## RECORDS FOR THIS TASK
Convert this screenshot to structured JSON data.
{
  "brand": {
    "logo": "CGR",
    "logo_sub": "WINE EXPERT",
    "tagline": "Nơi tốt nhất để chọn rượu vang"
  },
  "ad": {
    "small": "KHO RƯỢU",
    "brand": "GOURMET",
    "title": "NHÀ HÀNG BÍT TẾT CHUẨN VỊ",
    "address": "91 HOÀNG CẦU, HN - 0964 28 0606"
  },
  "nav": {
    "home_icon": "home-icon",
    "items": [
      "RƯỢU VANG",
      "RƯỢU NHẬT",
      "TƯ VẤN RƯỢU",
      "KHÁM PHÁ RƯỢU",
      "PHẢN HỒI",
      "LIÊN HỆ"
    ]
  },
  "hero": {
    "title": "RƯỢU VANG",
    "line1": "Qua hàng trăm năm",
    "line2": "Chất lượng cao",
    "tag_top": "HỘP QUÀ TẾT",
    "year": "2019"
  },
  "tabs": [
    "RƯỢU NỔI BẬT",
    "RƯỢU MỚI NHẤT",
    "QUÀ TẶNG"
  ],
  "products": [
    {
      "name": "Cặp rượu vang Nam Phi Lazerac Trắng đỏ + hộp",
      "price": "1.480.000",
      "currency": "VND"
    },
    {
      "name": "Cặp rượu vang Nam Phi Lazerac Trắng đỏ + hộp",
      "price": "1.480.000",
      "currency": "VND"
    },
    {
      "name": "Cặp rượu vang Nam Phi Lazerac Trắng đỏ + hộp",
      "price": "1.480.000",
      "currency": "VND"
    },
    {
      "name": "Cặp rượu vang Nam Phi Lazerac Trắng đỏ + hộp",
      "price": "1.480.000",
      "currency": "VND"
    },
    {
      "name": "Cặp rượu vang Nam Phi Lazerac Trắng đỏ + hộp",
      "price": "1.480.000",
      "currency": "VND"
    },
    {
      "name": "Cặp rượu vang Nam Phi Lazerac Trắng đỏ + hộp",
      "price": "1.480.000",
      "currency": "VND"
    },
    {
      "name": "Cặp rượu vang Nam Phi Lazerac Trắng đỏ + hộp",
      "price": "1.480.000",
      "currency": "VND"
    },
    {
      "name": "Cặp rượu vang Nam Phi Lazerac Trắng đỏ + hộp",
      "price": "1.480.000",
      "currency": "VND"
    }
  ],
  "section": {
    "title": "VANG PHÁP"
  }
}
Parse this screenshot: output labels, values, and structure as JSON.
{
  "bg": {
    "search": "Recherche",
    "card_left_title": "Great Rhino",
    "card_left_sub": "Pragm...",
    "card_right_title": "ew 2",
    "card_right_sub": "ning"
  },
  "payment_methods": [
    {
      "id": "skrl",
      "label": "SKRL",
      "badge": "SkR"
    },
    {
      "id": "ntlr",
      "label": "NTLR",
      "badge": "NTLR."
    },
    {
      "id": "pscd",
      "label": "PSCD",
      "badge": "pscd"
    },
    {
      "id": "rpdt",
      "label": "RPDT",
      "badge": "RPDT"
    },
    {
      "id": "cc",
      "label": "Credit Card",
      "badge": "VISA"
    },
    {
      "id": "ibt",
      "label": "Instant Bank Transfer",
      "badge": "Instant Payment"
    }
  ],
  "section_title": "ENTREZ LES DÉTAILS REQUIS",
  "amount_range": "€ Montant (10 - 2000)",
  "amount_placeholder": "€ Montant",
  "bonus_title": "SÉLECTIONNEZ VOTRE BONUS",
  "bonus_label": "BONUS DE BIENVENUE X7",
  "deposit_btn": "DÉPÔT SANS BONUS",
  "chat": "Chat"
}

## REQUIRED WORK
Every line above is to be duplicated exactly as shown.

## RESULT
Convert this screenshot to structured JSON data.
{
  "brand": {
    "logo": "CGR",
    "logo_sub": "WINE EXPERT",
    "tagline": "Nơi tốt nhất để chọn rượu vang"
  },
  "ad": {
    "small": "KHO RƯỢU",
    "brand": "GOURMET",
    "title": "NHÀ HÀNG BÍT TẾT CHUẨN VỊ",
    "address": "91 HOÀNG CẦU, HN - 0964 28 0606"
  },
  "nav": {
    "home_icon": "home-icon",
    "items": [
      "RƯỢU VANG",
      "RƯỢU NHẬT",
      "TƯ VẤN RƯỢU",
      "KHÁM PHÁ RƯỢU",
      "PHẢN HỒI",
      "LIÊN HỆ"
    ]
  },
  "hero": {
    "title": "RƯỢU VANG",
    "line1": "Qua hàng trăm năm",
    "line2": "Chất lượng cao",
    "tag_top": "HỘP QUÀ TẾT",
    "year": "2019"
  },
  "tabs": [
    "RƯỢU NỔI BẬT",
    "RƯỢU MỚI NHẤT",
    "QUÀ TẶNG"
  ],
  "products": [
    {
      "name": "Cặp rượu vang Nam Phi Lazerac Trắng đỏ + hộp",
      "price": "1.480.000",
      "currency": "VND"
    },
    {
      "name": "Cặp rượu vang Nam Phi Lazerac Trắng đỏ + hộp",
      "price": "1.480.000",
      "currency": "VND"
    },
    {
      "name": "Cặp rượu vang Nam Phi Lazerac Trắng đỏ + hộp",
      "price": "1.480.000",
      "currency": "VND"
    },
    {
      "name": "Cặp rượu vang Nam Phi Lazerac Trắng đỏ + hộp",
      "price": "1.480.000",
      "currency": "VND"
    },
    {
      "name": "Cặp rượu vang Nam Phi Lazerac Trắng đỏ + hộp",
      "price": "1.480.000",
      "currency": "VND"
    },
    {
      "name": "Cặp rượu vang Nam Phi Lazerac Trắng đỏ + hộp",
      "price": "1.480.000",
      "currency": "VND"
    },
    {
      "name": "Cặp rượu vang Nam Phi Lazerac Trắng đỏ + hộp",
      "price": "1.480.000",
      "currency": "VND"
    },
    {
      "name": "Cặp rượu vang Nam Phi Lazerac Trắng đỏ + hộp",
      "price": "1.480.000",
      "currency": "VND"
    }
  ],
  "section": {
    "title": "VANG PHÁP"
  }
}
Parse this screenshot: output labels, values, and structure as JSON.
{
  "bg": {
    "search": "Recherche",
    "card_left_title": "Great Rhino",
    "card_left_sub": "Pragm...",
    "card_right_title": "ew 2",
    "card_right_sub": "ning"
  },
  "payment_methods": [
    {
      "id": "skrl",
      "label": "SKRL",
      "badge": "SkR"
    },
    {
      "id": "ntlr",
      "label": "NTLR",
      "badge": "NTLR."
    },
    {
      "id": "pscd",
      "label": "PSCD",
      "badge": "pscd"
    },
    {
      "id": "rpdt",
      "label": "RPDT",
      "badge": "RPDT"
    },
    {
      "id": "cc",
      "label": "Credit Card",
      "badge": "VISA"
    },
    {
      "id": "ibt",
      "label": "Instant Bank Transfer",
      "badge": "Instant Payment"
    }
  ],
  "section_title": "ENTREZ LES DÉTAILS REQUIS",
  "amount_range": "€ Montant (10 - 2000)",
  "amount_placeholder": "€ Montant",
  "bonus_title": "SÉLECTIONNEZ VOTRE BONUS",
  "bonus_label": "BONUS DE BIENVENUE X7",
  "deposit_btn": "DÉPÔT SANS BONUS",
  "chat": "Chat"
}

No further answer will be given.